What is legal ethics, really?

It is common to view legal ethics as merely complying with a code of conduct – in Singapore’s case, the Legal Profession (Professional Conduct) Rules 2015 (“PCR 2015”). But legal ethics is really a form of applied ethics that seeks to address practical dilernmas that lawyers face.1Alvin Chen & Helena Whalen-Bridge. Understanding Lawyers Ethics’ in Singapore (2016. LexisNexis), at [1.1].

A well-drafted code of conduct therefore not only prescribes required professional standards, but also provides a sound ethical framework for lawyers to address common ethical dilernmas in practice, thus saving much time and effort that would be expended if they were to start from scratch to resolve ethical issues. 

What challenges does the use of technology pose to lawyers’ ethics?

In modern legal ethics, a basic understanding of the particular technology used by the lawyer to assist in the client’s matter is becoming the new ethical norm. Many US states have adopted, in their lawyers’ ethics codes, an ethical duty of technological competence to ensure that lawyers are mindful of the benefits and risks of using relevant technologies. The precise contours of such a duty are. however. a matter of debate. 

Some types of technology such as artificial intelligence (“Al”) will pose greater challenges because of their unique characteristics. For example, the opacity of how Al works and its self-learning capabilities will likely create ethical issues as to whether lawyers can properly supervise Al and competently provide legal services to the client. Current debates on the extent of human oversight needed to regulate Al can also be transposed to legal ethics. for instance, what degree of lawyer oversight is required over the use of Al in legal practice? 

How will such challenges affect lawyers' codes of conduct, such as the PCR 2015, in future?

Codes of conduct usually deal with two issues: (1) the behaviour of lawyers; and (2) the impact of their services on clients.2Paula Boddington. Towards a Code of Ethics for Artificial Intelligence (2017. Springer) at p. 63. However. as Al becomes more sophisticated and more widely used in the legal profession, lawyers’ codes of conduct will have to take into account. among other things, whether Al has effectively superseded ethical obligations. 

For instance, Rule 9(3)(a} PCR 2015 requires a lawyer to “inform the court or tribunal of every relevant decision, and every relevant legislative provision. of which the legal practitioner is aware, whether that decision or provision supports or rebuts the legal practitioner’s contentions before the court or tribunal” [emphasis added]. The day may come when Al technology can easily retrieve every court decision in every jurisdiction which is relevant to the issues before the court. In that scenario, Al would have effectively surpassed human capability. Would it then still be meaningful to place such an ethical obligation on the lawyer? 

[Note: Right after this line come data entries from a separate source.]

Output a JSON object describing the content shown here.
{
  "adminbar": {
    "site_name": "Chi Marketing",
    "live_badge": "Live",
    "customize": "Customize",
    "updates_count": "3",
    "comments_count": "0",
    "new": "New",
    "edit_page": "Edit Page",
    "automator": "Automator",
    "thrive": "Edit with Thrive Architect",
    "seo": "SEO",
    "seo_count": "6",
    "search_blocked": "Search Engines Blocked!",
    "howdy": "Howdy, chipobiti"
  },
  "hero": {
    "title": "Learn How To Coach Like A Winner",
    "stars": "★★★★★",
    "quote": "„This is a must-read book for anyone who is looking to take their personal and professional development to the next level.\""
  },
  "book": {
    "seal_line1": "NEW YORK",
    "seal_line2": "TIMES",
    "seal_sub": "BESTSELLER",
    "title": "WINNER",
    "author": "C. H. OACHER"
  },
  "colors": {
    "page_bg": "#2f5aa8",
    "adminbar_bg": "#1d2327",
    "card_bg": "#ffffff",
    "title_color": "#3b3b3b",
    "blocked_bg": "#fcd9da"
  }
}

What are the possible approaches to amending lawyers’ codes of conduct to take into account technological change?

This is a complex question which will certainly be interesting for us to explore at the Colloquium. Certainly, the US has taken the lead in formulating an ethical duty of technological competence. Nevertheless, there is a long way to go in this algorithmic age. One approach may be to begin from first principles and develop a standalone section in the ethical code dealing specifically with the impact of technology on lawyers’ ethical obligations across the board. Another approach may be to identify specific legal practice domains where the use of technology is highly prevalent and to develop a framework of ethical principles and rules to address common ethical dilemmas arising in those domains. 

Why can't we just extend/modify the provisions of the existing code of conduct (e.g. PCR 2015) to address the use of technology/Al?

Yes, this is another possible option (besides doing nothing at all!) and it may be the most pragmatic. But the jury is still out (pardon the use of this antiquated expression in the age of Al) on whether such an approach will be sufficiently comprehensive to address the unique characteristics of technology. especially Al. Given the unpredictability of Al outcomes, the ethical code may need to be regularly supplemented or refined to keep up with Al technological changes that impact on lawyers’ ethical duties. Moreover, if lawyers have no control over how Al algorithms learn or innovate, should they be held ethically responsible under existing codes of conduct which are premised on a reasonable standard of human control and supervision?